JEFFERSON CITY - Missouri taxpayers would get almost a quarter of a billion dollars in overdue tax refunds under a ruling issued by a Cole County Circuit Court judge Wednesday.
Judge Thomas Brown ordered the state to pay $244,691,751 to income taxpayers for overdue refunds from 1995 through 1999. According to the ruling, the state misread the law, specifically the Hancock Amendment of 1980. This amendment put a cap on the amount of revenue the state could collect in a given year. Any money over that cap was to be refunded to taxpayers. In calculating the cap, the state did not include a voter-approved tax that was amended on the same day the Hancock Amendment was passed as a source of revenue. This led to miscalculations of tax refunds from 1995 through 1999.
Several Missouri businesses, including the Missouri Chamber of Commerce, brought the case to court. Dan Mehan, president of the organization, said although he is not certain whether the ruling will stand, he is pleased with it.
"For the average taxpayer of Missouri, this means that he or she will be getting another check from the state of Missouri," he said. "They deserve it. It's their money, and we're happy with the ruling today."
However, the ruling leaves several questions for the state to deal with. If Missouri is forced to pay $244 million, it will lose about 3 percent of its $7 billion budget. That loss could cause several state programs to suffer.
But Mehan said he thinks the budget is strong enough to withstand a $244 million cut with few problems.

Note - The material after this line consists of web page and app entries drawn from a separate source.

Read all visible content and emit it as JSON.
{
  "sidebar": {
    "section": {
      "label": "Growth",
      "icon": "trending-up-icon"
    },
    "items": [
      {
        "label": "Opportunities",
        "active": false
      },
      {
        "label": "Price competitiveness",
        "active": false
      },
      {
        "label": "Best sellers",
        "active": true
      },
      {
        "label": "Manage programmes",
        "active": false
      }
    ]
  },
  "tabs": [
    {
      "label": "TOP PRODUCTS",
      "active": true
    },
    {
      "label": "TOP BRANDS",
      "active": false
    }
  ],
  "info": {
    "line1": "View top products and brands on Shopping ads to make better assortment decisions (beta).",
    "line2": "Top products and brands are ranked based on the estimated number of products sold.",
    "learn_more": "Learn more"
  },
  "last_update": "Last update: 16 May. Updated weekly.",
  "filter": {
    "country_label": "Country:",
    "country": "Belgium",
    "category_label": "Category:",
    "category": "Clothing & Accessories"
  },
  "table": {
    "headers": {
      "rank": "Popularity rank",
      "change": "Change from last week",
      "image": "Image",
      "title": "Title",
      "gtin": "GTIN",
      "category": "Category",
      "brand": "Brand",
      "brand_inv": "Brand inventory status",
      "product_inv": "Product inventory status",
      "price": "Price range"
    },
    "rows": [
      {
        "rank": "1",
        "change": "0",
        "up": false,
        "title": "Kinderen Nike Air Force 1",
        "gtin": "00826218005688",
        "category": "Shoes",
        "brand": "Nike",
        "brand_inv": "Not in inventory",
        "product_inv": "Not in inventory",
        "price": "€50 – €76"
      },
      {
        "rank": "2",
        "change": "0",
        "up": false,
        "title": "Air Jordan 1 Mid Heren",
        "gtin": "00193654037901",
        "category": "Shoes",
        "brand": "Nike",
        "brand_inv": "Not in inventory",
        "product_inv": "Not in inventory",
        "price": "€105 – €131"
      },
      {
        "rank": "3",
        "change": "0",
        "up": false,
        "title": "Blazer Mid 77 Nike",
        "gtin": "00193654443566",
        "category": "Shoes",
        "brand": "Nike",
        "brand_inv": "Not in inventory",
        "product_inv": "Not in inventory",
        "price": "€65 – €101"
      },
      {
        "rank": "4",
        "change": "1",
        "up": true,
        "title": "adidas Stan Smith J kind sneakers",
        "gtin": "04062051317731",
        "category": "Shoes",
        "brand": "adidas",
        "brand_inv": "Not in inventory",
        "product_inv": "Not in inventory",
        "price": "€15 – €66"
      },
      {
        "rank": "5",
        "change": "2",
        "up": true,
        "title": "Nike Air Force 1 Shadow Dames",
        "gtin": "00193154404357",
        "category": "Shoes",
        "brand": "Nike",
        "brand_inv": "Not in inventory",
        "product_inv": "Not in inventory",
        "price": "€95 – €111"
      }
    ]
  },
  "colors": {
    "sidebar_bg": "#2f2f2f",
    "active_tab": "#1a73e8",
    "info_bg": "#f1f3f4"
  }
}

"We've operated on a solid budget for the last several years, and it should not have an adverse effect on any state program," he said.
Although Judge Brown ruled in favor of the plaintiffs, he also rejected some of their arguments, including a plea for another $284 million in overdue refunds. Mary Still, director of communications for the attorney general's office, said because neither party won all of their arguments, she expects both sides will appeal the ruling.
"It is the goal of the state to establish the correct calculation of total state revenue," she said. "To do that, more than one judge will have to look at the case."